2) Cut the packaged rubber legs to about two and one half inches in length, pull away two pieces. Set one aside and find the half point of one. Position this one in front of the bead about two eyelengths back from the eye and make a single soft wrap for positioning. Then make and x wrap with two or three turns, again fairly soft to hold but not spring the legs out. With the legs where you want them. Holding on top of the hook shank, begin firmly wrapping the far leg forward to the eye. Repeat with the closer leg and whip finish. Cut the thread and advance the bead over the tied in rubber legs to the eye.
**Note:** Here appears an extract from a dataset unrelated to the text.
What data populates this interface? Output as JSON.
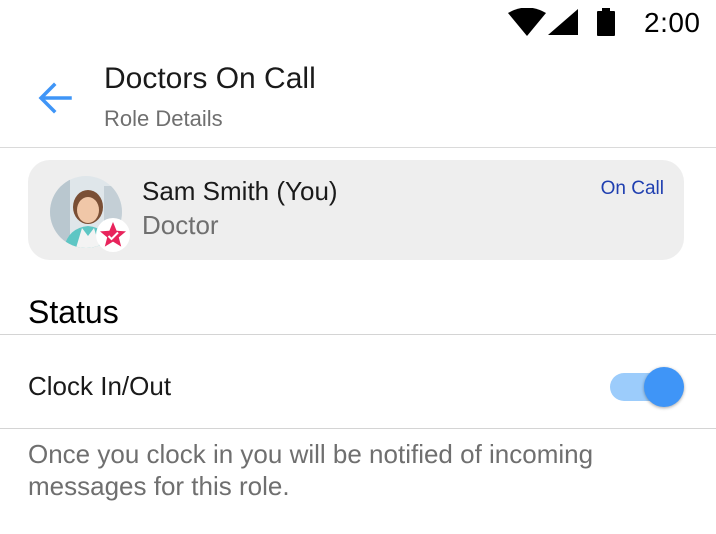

3) Tie in the thread behind the bead head and advance the thread to the hook bend to slightly behind the barb in touching wraps and repeat the leg tie in as you did at the eye.
4) Tie in a three inch piece of pearl tinsel and then dub the thread with the SLF red fox squirrel up to the thorax. The dub should be fairly “open” and not tight like you would dub a dry. It will sink better and have more sex appeal if it is “loose”. Advance the pearl tinsel in even wraps and tie off and clip away the waste tinsel.
5) Dub a very short section of thread with the black Ice dubbing (enough for two or three wraps). This will raise the bed and make tying in the hackle easier.
6) Select four or five strands of the krystal flash and tie in on the top of the hook, so that the flash is over the abdomen. Avoid letting them bunch or rotate too much. They should be slightly longer than the hook shank.
7) Select a Hungarian Partridge feather. After selecting, tie in by the tip and make one or two wraps. It should be pretty full.
8) Dub with Ice UV black and wrap to cover and complete the thorax.
9) Once the thread is cut, stroke some of the black fibers back toward the hook bend to blend the collar.
- Tom Adams, Alen Baker